◆ PROBLEM
Extract each line from the entries below that has the string "this" in it.

=-=-=-=-=

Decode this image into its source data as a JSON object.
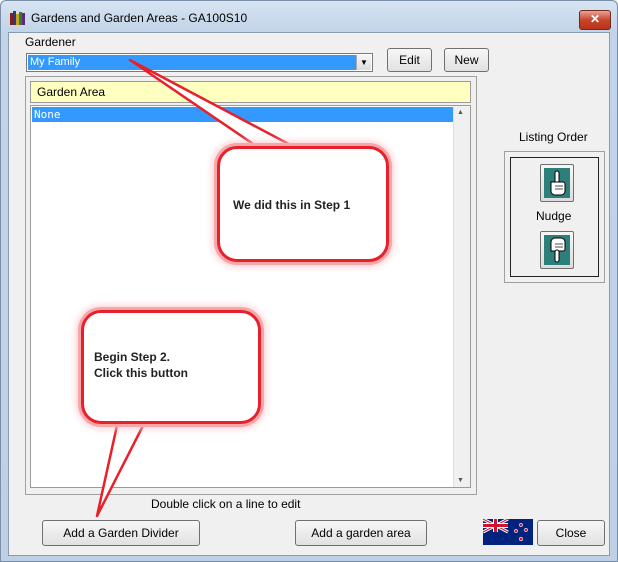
{
  "window": {
    "title": "Gardens and Garden Areas - GA100S10",
    "close_glyph": "✕"
  },
  "gardener": {
    "label": "Gardener",
    "selected": "My Family",
    "dropdown_glyph": "▼"
  },
  "buttons": {
    "edit": "Edit",
    "new": "New",
    "add_divider": "Add a Garden Divider",
    "add_area": "Add a garden area",
    "close": "Close"
  },
  "list": {
    "header": "Garden Area",
    "rows": [
      "None"
    ],
    "hint": "Double click on  a line to edit"
  },
  "listing_order": {
    "label": "Listing Order",
    "nudge_label": "Nudge"
  },
  "callouts": {
    "step1": "We did this in Step 1",
    "step2_line1": "Begin Step 2.",
    "step2_line2": "Click this button"
  },
  "icons": {
    "app": "book-stack-icon",
    "nudge_up": "hand-pointing-up-icon",
    "nudge_down": "hand-pointing-down-icon",
    "flag": "new-zealand-flag-icon"
  },
  "colors": {
    "selection": "#3399ff",
    "header_bg": "#ffffc0",
    "callout_border": "#e8202a",
    "hand_tile": "#2d7f7a"
  }
}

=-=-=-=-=

◆ REPLY TO THE TASK
Decode this image into its source data as a JSON object.
    "step1": "We did this in Step 1",
    "step2_line2": "Click this button"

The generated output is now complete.